“Working through this show has made me realize these characters are a lot braver than I was at that age,” Clark says.
Despite — or perhaps because of — the swordplay and the monsters, the play is really a comedy. And one with a soft emotional center.
“I think that’s the secret of why people like the Vampire Cowboys so much,” says Nguyen, co-founder and co-artistic director of that off-off-Broadway troupe, which is known for its gonzo comic-book style in plays like “Alice in Slasherland” and “Soul Samurai.”
“We do all this fantastical stuff with dragons and monsters and whatever, but the heart of it all is actually really traditional playwriting — characters and plot,” he says by phone. “People get hooked into all the things that make us different than other theaters, but it’s always about character and relationships. I’m really boring when it comes to that stuff, actually.”
“She Kills Monsters” is especially close to Nguyen, who is originally from Arkansas.
“The heart of the play comes from the character of Chuck, because my closest friend when I was growing up was a kid named Chuck,” Nguyen says. “And he actually passed away when I was 29 and he was 30. And I had lost contact with him when I graduated high school and went to college and went to New York and all that. And I found out on the opening night of my first off-Broadway show, ‘Trial by Water,’ that he had passed away, and I never got to talk to him or say thank you for all he had done in my life.
“There’s a little line in the play about how [Agnes] only has memories of her sister as a little girl; she’ll never have a chance to know her as an adult. And that’s very much the heart of the play,” he says.
Talking across a table at the BCA, the sisters say there was a time when they weren’t close.
“She’s my best friend now,” says Perkinson. “So I find myself thinking back to when I was in high school and she was in middle school, because that’s when the divide was greatest, at least from my side of things.”
“I agree,” Clark says.
“Agnes is kind of a detached big sister, much more detached than I was from Jordan’s life,” Perkinson says. “But Agnes has some words in the end of the play, ‘I ignored her, I didn’t know her, I didn’t want to know her.

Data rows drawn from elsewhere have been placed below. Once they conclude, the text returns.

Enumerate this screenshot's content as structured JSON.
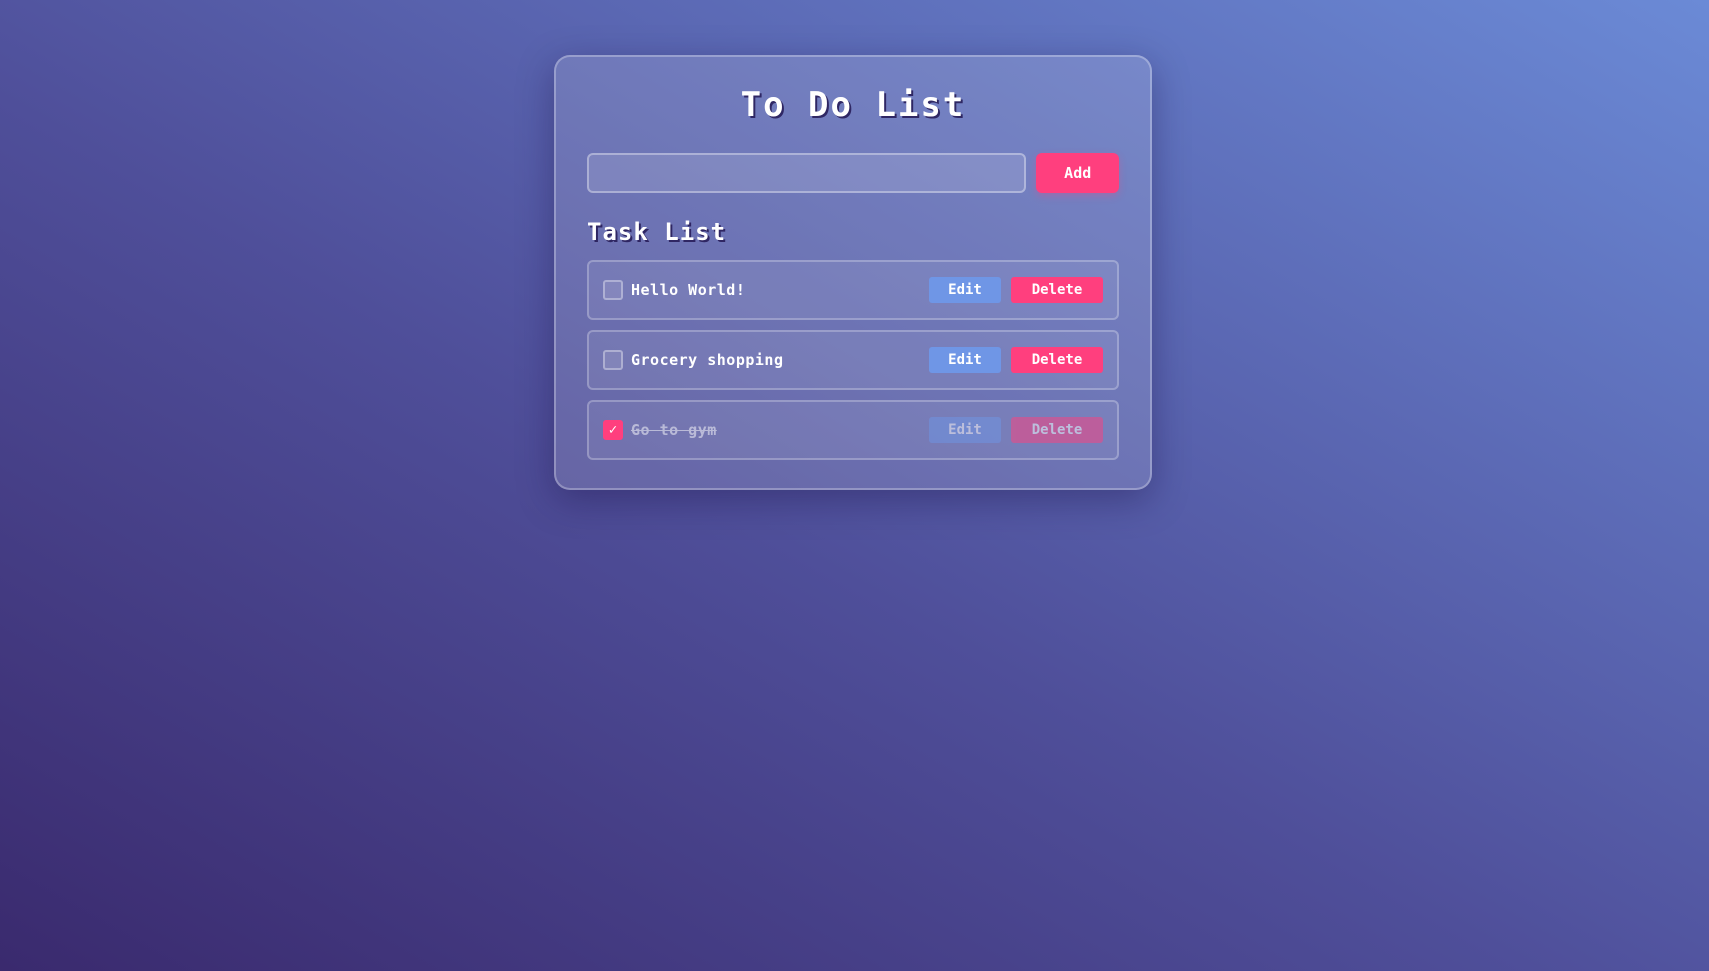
{
  "app": {
    "title": "To Do List"
  },
  "add_form": {
    "input_value": "",
    "input_placeholder": "",
    "add_label": "Add"
  },
  "task_list": {
    "heading": "Task List",
    "tasks": [
      {
        "text": "Hello World!",
        "completed": false,
        "edit_label": "Edit",
        "delete_label": "Delete"
      },
      {
        "text": "Grocery shopping",
        "completed": false,
        "edit_label": "Edit",
        "delete_label": "Delete"
      },
      {
        "text": "Go to gym",
        "completed": true,
        "check_mark": "✓",
        "edit_label": "Edit",
        "delete_label": "Delete"
      }
    ]
  },
  "colors": {
    "accent": "#ff3f7e",
    "edit": "#6f96e6",
    "background_start": "#3a2a6e",
    "background_end": "#6b8ad6"
  }
}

I remember her as this little nerdy girl I shut out.’ And there is some truth to that, when I think back to that time in our relationship. But, happily, I don’t find that to be so truthful anymore.”
While their mother is from South Korea, the sisters say they don’t have a strong connection to their heritage (although “You for Me for You” stirred Clark’s interest). Instead they were typical teens in their Texas hometown, “although we didn’t really do the ‘Friday Night Lights’ thing. No football for us,” Perkinson says. “We were theater geeks, arts geeks.”

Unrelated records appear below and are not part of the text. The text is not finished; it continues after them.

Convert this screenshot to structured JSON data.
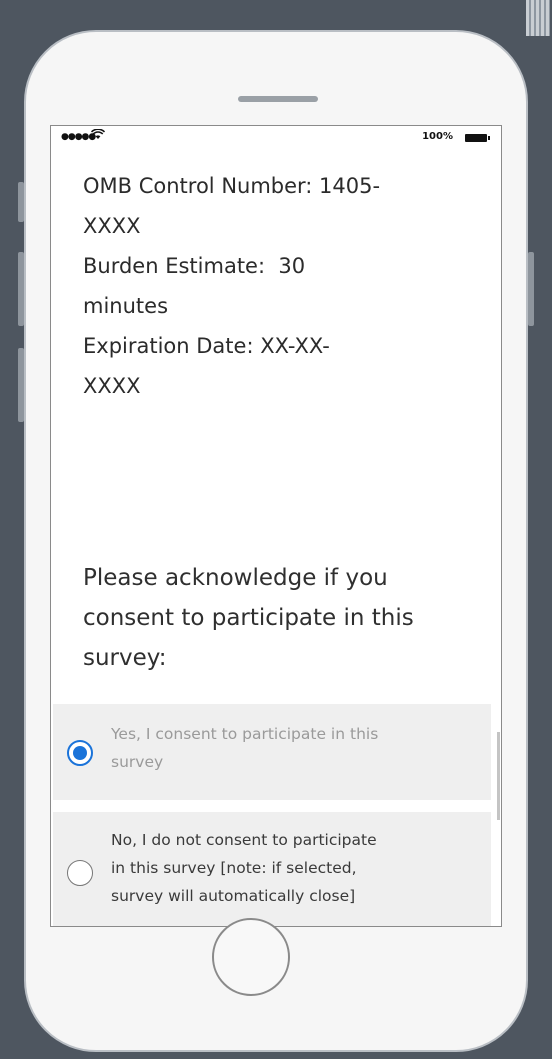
{
  "status_bar": {
    "signal": "●●●●●",
    "wifi_icon": "wifi-icon",
    "battery_percent": "100%"
  },
  "info": {
    "lines": [
      "OMB Control Number: 1405-",
      "XXXX",
      "Burden Estimate:  30",
      "minutes",
      "Expiration Date: XX-XX-",
      "XXXX"
    ]
  },
  "question": {
    "lines": [
      "Please acknowledge if you",
      "consent to participate in this",
      "survey:"
    ]
  },
  "options": [
    {
      "lines": [
        "Yes, I consent to participate in this",
        "survey"
      ],
      "selected": true
    },
    {
      "lines": [
        "No, I do not consent to participate",
        "in this survey [note: if selected,",
        "survey will automatically close]"
      ],
      "selected": false
    }
  ],
  "colors": {
    "accent": "#1a73d9",
    "background": "#4e5660"
  }
}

Despite the Company One illustration, there’s nothing specifically Asian about Tilly and Agnes, which made their casting all the sweeter to the Clark sisters. They don’t see why they shouldn’t have the same roles as any non-Asian actresses. Clark: “We don’t understand why we can’t play, you know, a white man’s wife. Because our mom is married to a white man.”

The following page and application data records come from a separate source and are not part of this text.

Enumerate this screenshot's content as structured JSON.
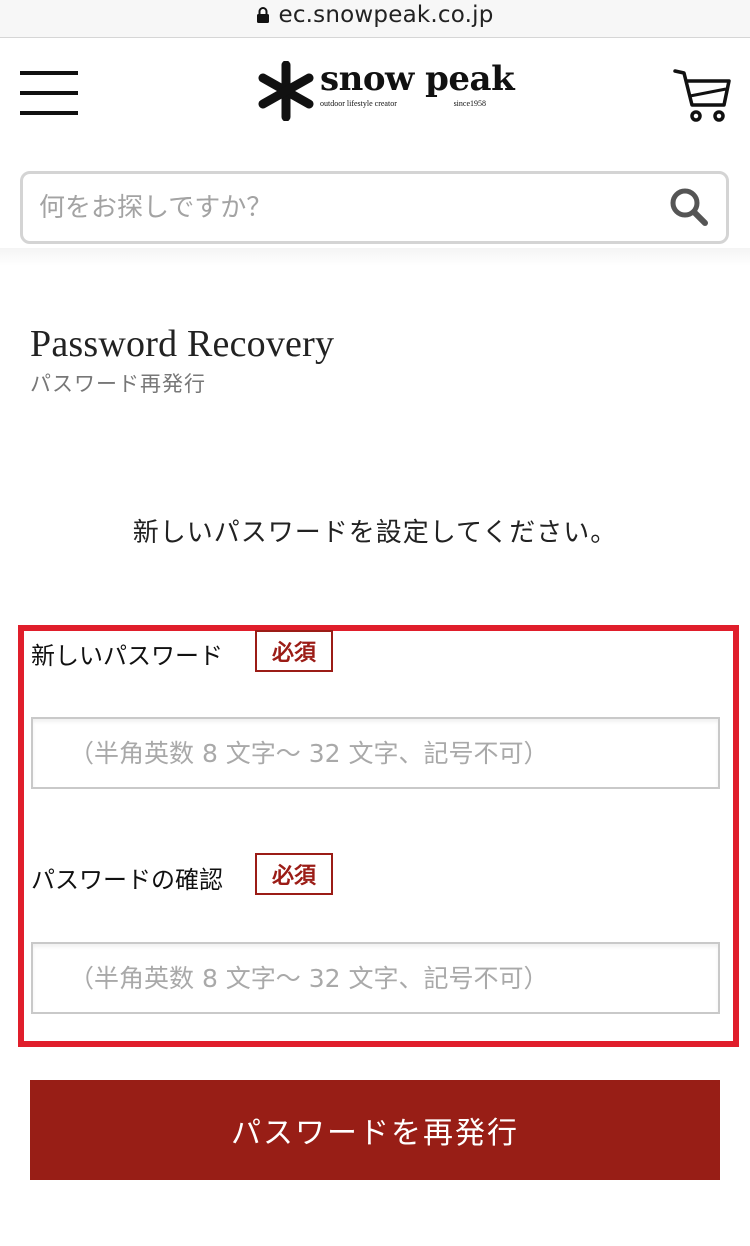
{
  "browser": {
    "url": "ec.snowpeak.co.jp",
    "lock_icon": "lock-icon"
  },
  "header": {
    "menu_icon": "hamburger-menu-icon",
    "logo": {
      "name": "snow peak",
      "tagline": "outdoor lifestyle creator",
      "since": "since1958",
      "mark_icon": "snowflake-asterisk-icon"
    },
    "cart_icon": "shopping-cart-icon"
  },
  "search": {
    "placeholder": "何をお探しですか？",
    "icon": "search-icon"
  },
  "page": {
    "title": "Password Recovery",
    "subtitle": "パスワード再発行",
    "instruction": "新しいパスワードを設定してください。"
  },
  "form": {
    "new_password": {
      "label": "新しいパスワード",
      "required": "必須",
      "placeholder": "（半角英数 8 文字～ 32 文字、記号不可）"
    },
    "confirm_password": {
      "label": "パスワードの確認",
      "required": "必須",
      "placeholder": "（半角英数 8 文字～ 32 文字、記号不可）"
    },
    "submit_label": "パスワードを再発行"
  },
  "colors": {
    "accent": "#981e16",
    "highlight_border": "#e01e2b",
    "required_badge": "#9b1c16"
  }
}
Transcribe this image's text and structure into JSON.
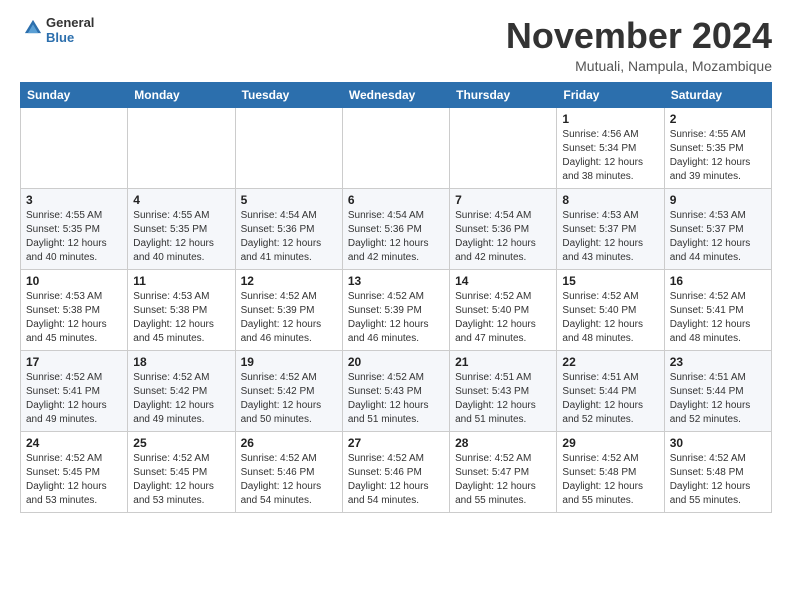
{
  "logo": {
    "general": "General",
    "blue": "Blue"
  },
  "header": {
    "month_title": "November 2024",
    "location": "Mutuali, Nampula, Mozambique"
  },
  "weekdays": [
    "Sunday",
    "Monday",
    "Tuesday",
    "Wednesday",
    "Thursday",
    "Friday",
    "Saturday"
  ],
  "weeks": [
    [
      {
        "day": "",
        "info": ""
      },
      {
        "day": "",
        "info": ""
      },
      {
        "day": "",
        "info": ""
      },
      {
        "day": "",
        "info": ""
      },
      {
        "day": "",
        "info": ""
      },
      {
        "day": "1",
        "info": "Sunrise: 4:56 AM\nSunset: 5:34 PM\nDaylight: 12 hours and 38 minutes."
      },
      {
        "day": "2",
        "info": "Sunrise: 4:55 AM\nSunset: 5:35 PM\nDaylight: 12 hours and 39 minutes."
      }
    ],
    [
      {
        "day": "3",
        "info": "Sunrise: 4:55 AM\nSunset: 5:35 PM\nDaylight: 12 hours and 40 minutes."
      },
      {
        "day": "4",
        "info": "Sunrise: 4:55 AM\nSunset: 5:35 PM\nDaylight: 12 hours and 40 minutes."
      },
      {
        "day": "5",
        "info": "Sunrise: 4:54 AM\nSunset: 5:36 PM\nDaylight: 12 hours and 41 minutes."
      },
      {
        "day": "6",
        "info": "Sunrise: 4:54 AM\nSunset: 5:36 PM\nDaylight: 12 hours and 42 minutes."
      },
      {
        "day": "7",
        "info": "Sunrise: 4:54 AM\nSunset: 5:36 PM\nDaylight: 12 hours and 42 minutes."
      },
      {
        "day": "8",
        "info": "Sunrise: 4:53 AM\nSunset: 5:37 PM\nDaylight: 12 hours and 43 minutes."
      },
      {
        "day": "9",
        "info": "Sunrise: 4:53 AM\nSunset: 5:37 PM\nDaylight: 12 hours and 44 minutes."
      }
    ],
    [
      {
        "day": "10",
        "info": "Sunrise: 4:53 AM\nSunset: 5:38 PM\nDaylight: 12 hours and 45 minutes."
      },
      {
        "day": "11",
        "info": "Sunrise: 4:53 AM\nSunset: 5:38 PM\nDaylight: 12 hours and 45 minutes."
      },
      {
        "day": "12",
        "info": "Sunrise: 4:52 AM\nSunset: 5:39 PM\nDaylight: 12 hours and 46 minutes."
      },
      {
        "day": "13",
        "info": "Sunrise: 4:52 AM\nSunset: 5:39 PM\nDaylight: 12 hours and 46 minutes."
      },
      {
        "day": "14",
        "info": "Sunrise: 4:52 AM\nSunset: 5:40 PM\nDaylight: 12 hours and 47 minutes."
      },
      {
        "day": "15",
        "info": "Sunrise: 4:52 AM\nSunset: 5:40 PM\nDaylight: 12 hours and 48 minutes."
      },
      {
        "day": "16",
        "info": "Sunrise: 4:52 AM\nSunset: 5:41 PM\nDaylight: 12 hours and 48 minutes."
      }
    ],
    [
      {
        "day": "17",
        "info": "Sunrise: 4:52 AM\nSunset: 5:41 PM\nDaylight: 12 hours and 49 minutes."
      },
      {
        "day": "18",
        "info": "Sunrise: 4:52 AM\nSunset: 5:42 PM\nDaylight: 12 hours and 49 minutes."
      },
      {
        "day": "19",
        "info": "Sunrise: 4:52 AM\nSunset: 5:42 PM\nDaylight: 12 hours and 50 minutes."
      },
      {
        "day": "20",
        "info": "Sunrise: 4:52 AM\nSunset: 5:43 PM\nDaylight: 12 hours and 51 minutes."
      },
      {
        "day": "21",
        "info": "Sunrise: 4:51 AM\nSunset: 5:43 PM\nDaylight: 12 hours and 51 minutes."
      },
      {
        "day": "22",
        "info": "Sunrise: 4:51 AM\nSunset: 5:44 PM\nDaylight: 12 hours and 52 minutes."
      },
      {
        "day": "23",
        "info": "Sunrise: 4:51 AM\nSunset: 5:44 PM\nDaylight: 12 hours and 52 minutes."
      }
    ],
    [
      {
        "day": "24",
        "info": "Sunrise: 4:52 AM\nSunset: 5:45 PM\nDaylight: 12 hours and 53 minutes."
      },
      {
        "day": "25",
        "info": "Sunrise: 4:52 AM\nSunset: 5:45 PM\nDaylight: 12 hours and 53 minutes."
      },
      {
        "day": "26",
        "info": "Sunrise: 4:52 AM\nSunset: 5:46 PM\nDaylight: 12 hours and 54 minutes."
      },
      {
        "day": "27",
        "info": "Sunrise: 4:52 AM\nSunset: 5:46 PM\nDaylight: 12 hours and 54 minutes."
      },
      {
        "day": "28",
        "info": "Sunrise: 4:52 AM\nSunset: 5:47 PM\nDaylight: 12 hours and 55 minutes."
      },
      {
        "day": "29",
        "info": "Sunrise: 4:52 AM\nSunset: 5:48 PM\nDaylight: 12 hours and 55 minutes."
      },
      {
        "day": "30",
        "info": "Sunrise: 4:52 AM\nSunset: 5:48 PM\nDaylight: 12 hours and 55 minutes."
      }
    ]
  ]
}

It’s an idea they know Nguyen supports strongly at Vampire Cowboys. “We always said our secret mission was one of aggressive diversity,” the playwright says.
Their mother is flying in to see the play. Clark says she asked their father not to come, in part because she has a scene where Tilly kisses a girl.
“He can be easily scandalized,” Perkinson says, as they both crack up. “I’ve been in plays where there’s just some graphic language, and he’s like, ‘Ohhhh, I can’t watch.’ ”
“We’re still his babies. This would scar him for life!” Clark says. “Our mom’s coming, and I think she will —”
“You know what she’s going to say?” Perkinson interrupts, adopting a flat tone. “She’ll say, ‘It was fine. It was fine.’ ”
Clark: “She’ll probably say, ‘It was just like watching you in real life.’ ”